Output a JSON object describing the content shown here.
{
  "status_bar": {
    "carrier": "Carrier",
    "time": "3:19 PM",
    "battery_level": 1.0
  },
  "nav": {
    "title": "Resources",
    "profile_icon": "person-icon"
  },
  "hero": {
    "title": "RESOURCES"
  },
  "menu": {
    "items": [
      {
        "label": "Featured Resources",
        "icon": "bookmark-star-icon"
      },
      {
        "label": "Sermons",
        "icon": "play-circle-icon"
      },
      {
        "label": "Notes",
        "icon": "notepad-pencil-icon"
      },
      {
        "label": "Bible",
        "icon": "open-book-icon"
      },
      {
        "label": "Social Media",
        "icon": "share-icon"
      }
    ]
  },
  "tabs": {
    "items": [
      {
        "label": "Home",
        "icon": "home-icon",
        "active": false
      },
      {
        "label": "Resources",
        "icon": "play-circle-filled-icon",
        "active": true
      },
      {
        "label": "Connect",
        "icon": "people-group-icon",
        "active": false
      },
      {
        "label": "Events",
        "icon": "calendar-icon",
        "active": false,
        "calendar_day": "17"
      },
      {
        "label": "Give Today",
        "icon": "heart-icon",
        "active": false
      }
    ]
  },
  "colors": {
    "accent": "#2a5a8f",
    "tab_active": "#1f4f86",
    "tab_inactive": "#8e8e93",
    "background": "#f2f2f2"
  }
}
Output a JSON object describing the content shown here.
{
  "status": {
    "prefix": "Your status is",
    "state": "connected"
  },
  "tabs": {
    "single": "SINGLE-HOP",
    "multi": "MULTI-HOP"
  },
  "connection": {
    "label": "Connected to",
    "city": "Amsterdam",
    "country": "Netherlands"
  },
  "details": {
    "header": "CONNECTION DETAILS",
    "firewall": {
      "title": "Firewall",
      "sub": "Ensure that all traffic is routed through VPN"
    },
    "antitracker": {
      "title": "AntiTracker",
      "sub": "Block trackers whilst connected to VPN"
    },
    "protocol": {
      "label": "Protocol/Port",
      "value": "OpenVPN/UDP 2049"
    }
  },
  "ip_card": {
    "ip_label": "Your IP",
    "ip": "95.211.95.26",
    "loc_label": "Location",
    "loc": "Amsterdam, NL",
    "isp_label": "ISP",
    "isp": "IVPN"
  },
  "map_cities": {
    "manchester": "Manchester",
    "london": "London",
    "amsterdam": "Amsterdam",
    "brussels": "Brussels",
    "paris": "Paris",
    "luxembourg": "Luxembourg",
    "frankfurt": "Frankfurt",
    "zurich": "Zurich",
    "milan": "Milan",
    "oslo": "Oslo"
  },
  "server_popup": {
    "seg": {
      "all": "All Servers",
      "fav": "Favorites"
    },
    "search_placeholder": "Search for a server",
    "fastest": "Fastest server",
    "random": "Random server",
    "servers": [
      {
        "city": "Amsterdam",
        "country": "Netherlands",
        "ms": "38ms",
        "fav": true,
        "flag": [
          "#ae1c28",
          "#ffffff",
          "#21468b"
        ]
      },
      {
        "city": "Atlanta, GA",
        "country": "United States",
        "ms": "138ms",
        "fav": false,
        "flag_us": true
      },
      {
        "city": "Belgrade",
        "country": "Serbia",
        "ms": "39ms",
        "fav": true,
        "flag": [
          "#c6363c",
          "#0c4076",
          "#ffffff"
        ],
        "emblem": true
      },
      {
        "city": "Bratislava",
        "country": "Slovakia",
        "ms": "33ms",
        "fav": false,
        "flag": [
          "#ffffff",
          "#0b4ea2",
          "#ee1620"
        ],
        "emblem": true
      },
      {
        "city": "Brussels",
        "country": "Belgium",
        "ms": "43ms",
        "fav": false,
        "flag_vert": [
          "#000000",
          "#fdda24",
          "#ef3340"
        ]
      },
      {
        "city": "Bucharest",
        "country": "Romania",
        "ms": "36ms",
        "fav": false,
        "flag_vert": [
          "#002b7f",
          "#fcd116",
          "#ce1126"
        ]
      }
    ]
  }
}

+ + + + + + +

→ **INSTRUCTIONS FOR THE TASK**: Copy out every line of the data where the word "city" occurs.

→ **ANSWER AREA**:
    "city": "Amsterdam",
        "city": "Amsterdam",
        "city": "Atlanta, GA",
        "city": "Belgrade",
        "city": "Bratislava",
        "city": "Brussels",
        "city": "Bucharest",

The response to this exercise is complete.